### [RECORDS]
------------
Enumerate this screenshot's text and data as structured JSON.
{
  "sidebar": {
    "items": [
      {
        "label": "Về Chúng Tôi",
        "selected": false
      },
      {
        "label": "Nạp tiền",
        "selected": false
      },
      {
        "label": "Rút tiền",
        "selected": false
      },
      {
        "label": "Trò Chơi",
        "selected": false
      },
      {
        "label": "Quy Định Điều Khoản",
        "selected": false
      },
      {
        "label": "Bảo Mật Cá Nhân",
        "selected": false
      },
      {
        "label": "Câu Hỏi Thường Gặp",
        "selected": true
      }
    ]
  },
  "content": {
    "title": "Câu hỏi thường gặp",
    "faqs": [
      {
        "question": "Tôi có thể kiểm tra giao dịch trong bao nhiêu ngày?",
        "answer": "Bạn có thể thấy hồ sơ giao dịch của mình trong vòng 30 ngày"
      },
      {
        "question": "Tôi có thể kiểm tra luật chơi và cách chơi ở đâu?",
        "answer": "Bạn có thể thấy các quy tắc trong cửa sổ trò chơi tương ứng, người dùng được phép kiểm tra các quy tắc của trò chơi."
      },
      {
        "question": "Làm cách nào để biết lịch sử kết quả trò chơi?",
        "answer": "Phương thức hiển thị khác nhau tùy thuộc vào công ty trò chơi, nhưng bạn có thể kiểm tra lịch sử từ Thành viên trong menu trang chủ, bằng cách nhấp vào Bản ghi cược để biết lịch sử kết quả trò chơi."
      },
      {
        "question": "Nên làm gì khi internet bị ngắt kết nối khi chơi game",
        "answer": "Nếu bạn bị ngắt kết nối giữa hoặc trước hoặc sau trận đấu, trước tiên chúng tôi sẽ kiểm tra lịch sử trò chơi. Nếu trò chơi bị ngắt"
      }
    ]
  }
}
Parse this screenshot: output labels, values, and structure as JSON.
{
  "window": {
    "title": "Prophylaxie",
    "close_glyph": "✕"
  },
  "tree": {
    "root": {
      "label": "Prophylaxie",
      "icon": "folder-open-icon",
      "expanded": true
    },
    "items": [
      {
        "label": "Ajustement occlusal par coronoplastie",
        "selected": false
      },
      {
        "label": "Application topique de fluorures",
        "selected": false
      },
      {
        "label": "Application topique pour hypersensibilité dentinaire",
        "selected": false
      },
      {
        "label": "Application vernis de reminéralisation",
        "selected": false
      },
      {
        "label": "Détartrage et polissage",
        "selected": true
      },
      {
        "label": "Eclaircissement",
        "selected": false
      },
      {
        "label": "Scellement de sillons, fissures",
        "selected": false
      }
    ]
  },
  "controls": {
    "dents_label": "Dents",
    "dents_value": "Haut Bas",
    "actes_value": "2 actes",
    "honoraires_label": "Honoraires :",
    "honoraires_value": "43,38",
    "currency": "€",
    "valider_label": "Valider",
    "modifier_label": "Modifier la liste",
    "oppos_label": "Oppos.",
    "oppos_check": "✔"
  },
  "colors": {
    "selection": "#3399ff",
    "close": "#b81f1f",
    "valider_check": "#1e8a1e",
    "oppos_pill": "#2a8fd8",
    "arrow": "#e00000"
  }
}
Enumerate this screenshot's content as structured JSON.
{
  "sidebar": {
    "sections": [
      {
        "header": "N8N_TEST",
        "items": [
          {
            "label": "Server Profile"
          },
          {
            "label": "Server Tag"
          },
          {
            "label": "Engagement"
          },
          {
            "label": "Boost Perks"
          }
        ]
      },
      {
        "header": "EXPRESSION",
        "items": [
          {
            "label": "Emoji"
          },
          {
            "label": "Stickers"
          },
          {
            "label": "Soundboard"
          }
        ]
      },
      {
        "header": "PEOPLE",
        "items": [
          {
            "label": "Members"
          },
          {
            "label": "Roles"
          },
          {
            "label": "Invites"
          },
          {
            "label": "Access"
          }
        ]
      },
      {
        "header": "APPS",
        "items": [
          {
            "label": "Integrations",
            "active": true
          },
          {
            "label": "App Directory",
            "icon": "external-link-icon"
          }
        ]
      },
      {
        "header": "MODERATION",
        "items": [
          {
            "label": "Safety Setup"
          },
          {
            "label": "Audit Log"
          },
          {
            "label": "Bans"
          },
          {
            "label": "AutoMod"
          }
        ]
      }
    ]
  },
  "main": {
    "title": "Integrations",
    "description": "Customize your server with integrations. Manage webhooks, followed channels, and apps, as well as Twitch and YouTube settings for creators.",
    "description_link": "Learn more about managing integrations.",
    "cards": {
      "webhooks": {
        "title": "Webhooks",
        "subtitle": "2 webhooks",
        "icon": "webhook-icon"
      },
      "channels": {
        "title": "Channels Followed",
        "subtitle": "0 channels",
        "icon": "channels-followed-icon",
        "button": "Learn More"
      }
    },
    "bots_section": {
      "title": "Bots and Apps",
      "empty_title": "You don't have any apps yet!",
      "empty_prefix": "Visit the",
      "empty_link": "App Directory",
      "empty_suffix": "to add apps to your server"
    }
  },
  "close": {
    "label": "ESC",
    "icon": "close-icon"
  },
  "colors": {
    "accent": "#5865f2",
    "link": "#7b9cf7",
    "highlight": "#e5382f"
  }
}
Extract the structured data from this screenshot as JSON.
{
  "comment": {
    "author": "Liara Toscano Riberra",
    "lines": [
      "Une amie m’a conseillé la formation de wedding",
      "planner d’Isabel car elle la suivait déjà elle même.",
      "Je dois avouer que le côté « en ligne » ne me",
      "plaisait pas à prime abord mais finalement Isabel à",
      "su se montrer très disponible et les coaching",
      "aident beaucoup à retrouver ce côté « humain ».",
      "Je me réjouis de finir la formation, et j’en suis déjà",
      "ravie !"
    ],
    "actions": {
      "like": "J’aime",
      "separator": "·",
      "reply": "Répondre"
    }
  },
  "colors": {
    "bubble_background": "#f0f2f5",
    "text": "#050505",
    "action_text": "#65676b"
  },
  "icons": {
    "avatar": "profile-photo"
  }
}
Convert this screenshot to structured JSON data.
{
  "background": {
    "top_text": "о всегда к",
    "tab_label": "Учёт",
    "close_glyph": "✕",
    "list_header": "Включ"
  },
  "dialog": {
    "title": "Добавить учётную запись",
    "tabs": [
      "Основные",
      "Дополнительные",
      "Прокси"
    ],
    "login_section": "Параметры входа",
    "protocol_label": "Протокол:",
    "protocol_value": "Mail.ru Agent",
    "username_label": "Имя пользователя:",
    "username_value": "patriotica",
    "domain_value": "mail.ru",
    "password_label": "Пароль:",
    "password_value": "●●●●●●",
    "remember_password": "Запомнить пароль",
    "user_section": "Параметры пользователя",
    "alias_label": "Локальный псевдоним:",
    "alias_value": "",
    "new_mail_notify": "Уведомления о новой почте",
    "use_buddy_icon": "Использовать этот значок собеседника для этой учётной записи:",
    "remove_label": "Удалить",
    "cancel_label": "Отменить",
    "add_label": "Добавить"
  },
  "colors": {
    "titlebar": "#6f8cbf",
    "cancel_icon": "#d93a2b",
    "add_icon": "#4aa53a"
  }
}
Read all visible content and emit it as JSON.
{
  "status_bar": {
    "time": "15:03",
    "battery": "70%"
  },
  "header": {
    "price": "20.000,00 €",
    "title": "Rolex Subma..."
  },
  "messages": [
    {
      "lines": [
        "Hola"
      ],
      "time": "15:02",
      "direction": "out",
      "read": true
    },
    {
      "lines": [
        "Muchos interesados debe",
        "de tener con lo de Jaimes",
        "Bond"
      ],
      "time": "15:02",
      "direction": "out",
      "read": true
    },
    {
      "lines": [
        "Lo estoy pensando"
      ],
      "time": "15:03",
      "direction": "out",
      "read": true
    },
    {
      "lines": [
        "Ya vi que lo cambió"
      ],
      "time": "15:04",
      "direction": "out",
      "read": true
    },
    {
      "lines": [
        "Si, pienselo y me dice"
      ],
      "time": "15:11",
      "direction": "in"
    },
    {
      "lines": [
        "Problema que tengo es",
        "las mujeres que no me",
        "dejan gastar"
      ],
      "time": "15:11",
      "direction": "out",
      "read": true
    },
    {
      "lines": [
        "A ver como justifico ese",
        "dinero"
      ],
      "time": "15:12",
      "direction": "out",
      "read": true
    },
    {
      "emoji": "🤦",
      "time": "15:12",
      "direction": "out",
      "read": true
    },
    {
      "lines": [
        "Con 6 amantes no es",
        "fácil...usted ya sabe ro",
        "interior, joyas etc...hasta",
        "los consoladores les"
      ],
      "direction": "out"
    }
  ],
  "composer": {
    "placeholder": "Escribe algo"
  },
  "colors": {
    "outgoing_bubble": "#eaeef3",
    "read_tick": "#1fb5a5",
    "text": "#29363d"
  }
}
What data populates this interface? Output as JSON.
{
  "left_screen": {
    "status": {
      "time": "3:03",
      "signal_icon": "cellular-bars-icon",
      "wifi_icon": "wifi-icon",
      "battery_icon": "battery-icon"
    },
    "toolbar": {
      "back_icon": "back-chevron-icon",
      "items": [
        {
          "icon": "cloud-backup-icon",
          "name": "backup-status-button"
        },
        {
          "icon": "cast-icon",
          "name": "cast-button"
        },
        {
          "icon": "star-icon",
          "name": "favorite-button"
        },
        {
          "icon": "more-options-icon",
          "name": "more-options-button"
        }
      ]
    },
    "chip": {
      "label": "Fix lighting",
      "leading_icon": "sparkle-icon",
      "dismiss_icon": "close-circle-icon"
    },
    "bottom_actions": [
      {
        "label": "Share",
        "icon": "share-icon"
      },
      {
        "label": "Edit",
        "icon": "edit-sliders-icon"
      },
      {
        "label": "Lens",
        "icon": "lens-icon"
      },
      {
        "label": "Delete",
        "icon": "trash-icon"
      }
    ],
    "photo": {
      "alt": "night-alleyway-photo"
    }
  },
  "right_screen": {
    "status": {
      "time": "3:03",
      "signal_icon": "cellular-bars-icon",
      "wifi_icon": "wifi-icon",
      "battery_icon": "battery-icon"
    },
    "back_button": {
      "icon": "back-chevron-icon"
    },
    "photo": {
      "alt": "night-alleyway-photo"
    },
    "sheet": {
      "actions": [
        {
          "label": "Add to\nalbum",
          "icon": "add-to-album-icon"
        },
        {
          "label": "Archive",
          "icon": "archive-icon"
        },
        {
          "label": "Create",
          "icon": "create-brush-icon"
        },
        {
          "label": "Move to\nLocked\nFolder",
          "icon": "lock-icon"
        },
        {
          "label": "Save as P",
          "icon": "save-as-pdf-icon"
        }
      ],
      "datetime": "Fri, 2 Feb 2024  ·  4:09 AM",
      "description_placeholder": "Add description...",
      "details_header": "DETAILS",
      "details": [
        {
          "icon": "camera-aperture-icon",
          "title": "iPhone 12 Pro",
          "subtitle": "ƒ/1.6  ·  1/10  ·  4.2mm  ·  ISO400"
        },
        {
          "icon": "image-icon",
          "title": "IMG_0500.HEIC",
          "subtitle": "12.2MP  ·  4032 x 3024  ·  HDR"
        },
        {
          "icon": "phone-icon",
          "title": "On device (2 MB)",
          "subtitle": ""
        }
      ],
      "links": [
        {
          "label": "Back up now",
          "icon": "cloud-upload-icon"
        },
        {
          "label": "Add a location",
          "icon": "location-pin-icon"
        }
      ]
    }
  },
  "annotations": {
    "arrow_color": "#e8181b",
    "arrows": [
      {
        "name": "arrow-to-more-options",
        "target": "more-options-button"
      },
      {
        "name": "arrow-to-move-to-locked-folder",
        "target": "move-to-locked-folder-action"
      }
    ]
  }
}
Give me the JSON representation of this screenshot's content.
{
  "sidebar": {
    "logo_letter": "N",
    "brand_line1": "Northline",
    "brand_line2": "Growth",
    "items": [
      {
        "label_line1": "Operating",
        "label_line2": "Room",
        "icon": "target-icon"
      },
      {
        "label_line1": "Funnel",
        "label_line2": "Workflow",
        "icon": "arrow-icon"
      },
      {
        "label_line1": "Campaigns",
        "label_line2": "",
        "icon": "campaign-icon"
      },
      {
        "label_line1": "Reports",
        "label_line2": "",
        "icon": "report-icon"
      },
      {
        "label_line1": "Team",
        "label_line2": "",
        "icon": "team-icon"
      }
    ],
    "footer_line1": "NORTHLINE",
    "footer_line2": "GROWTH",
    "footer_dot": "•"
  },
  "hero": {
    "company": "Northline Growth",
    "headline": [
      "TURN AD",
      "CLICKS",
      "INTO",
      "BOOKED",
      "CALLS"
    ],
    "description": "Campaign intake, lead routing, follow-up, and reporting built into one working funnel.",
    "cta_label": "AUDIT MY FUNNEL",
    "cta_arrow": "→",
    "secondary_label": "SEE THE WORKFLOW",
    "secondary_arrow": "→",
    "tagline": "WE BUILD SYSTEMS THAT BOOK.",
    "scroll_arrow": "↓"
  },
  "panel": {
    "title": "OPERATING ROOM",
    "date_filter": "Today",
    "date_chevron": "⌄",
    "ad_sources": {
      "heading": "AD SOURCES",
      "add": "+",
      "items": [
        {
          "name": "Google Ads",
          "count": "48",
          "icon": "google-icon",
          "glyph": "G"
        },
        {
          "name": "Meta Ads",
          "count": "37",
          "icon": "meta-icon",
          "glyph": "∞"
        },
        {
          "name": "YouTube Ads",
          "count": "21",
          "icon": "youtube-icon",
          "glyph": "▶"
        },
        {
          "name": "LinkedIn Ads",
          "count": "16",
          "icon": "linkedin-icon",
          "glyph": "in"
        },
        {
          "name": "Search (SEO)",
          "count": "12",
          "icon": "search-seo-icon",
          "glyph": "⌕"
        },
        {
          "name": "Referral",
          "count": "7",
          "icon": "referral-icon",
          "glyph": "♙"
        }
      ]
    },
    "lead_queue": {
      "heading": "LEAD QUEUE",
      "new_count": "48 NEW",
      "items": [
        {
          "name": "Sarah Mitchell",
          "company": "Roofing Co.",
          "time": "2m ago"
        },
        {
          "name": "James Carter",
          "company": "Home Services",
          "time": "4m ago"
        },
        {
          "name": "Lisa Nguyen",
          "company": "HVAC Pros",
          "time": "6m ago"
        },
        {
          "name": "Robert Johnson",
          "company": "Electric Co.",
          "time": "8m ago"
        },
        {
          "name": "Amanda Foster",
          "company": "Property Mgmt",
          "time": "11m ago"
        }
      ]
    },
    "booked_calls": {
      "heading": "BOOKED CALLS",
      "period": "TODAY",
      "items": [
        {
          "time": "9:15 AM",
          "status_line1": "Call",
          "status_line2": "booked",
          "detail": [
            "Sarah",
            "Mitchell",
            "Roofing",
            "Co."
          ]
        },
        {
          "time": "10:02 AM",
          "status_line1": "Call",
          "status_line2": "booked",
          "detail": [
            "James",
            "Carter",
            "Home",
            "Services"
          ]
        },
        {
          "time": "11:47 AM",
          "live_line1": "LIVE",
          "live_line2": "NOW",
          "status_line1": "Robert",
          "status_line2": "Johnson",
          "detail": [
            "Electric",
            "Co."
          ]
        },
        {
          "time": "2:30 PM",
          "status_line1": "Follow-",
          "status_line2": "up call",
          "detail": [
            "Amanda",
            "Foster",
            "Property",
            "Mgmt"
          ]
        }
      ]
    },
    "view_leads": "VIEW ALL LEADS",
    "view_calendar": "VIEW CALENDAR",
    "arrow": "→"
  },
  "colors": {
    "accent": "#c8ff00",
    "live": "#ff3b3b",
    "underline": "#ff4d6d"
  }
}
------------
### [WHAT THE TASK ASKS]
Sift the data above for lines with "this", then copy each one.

### [WRITTEN SOLUTION]
Enumerate this screenshot's text and data as structured JSON.
Parse this screenshot: output labels, values, and structure as JSON.
Enumerate this screenshot's content as structured JSON.
Extract the structured data from this screenshot as JSON.
Convert this screenshot to structured JSON data.
What data populates this interface? Output as JSON.
Give me the JSON representation of this screenshot's content.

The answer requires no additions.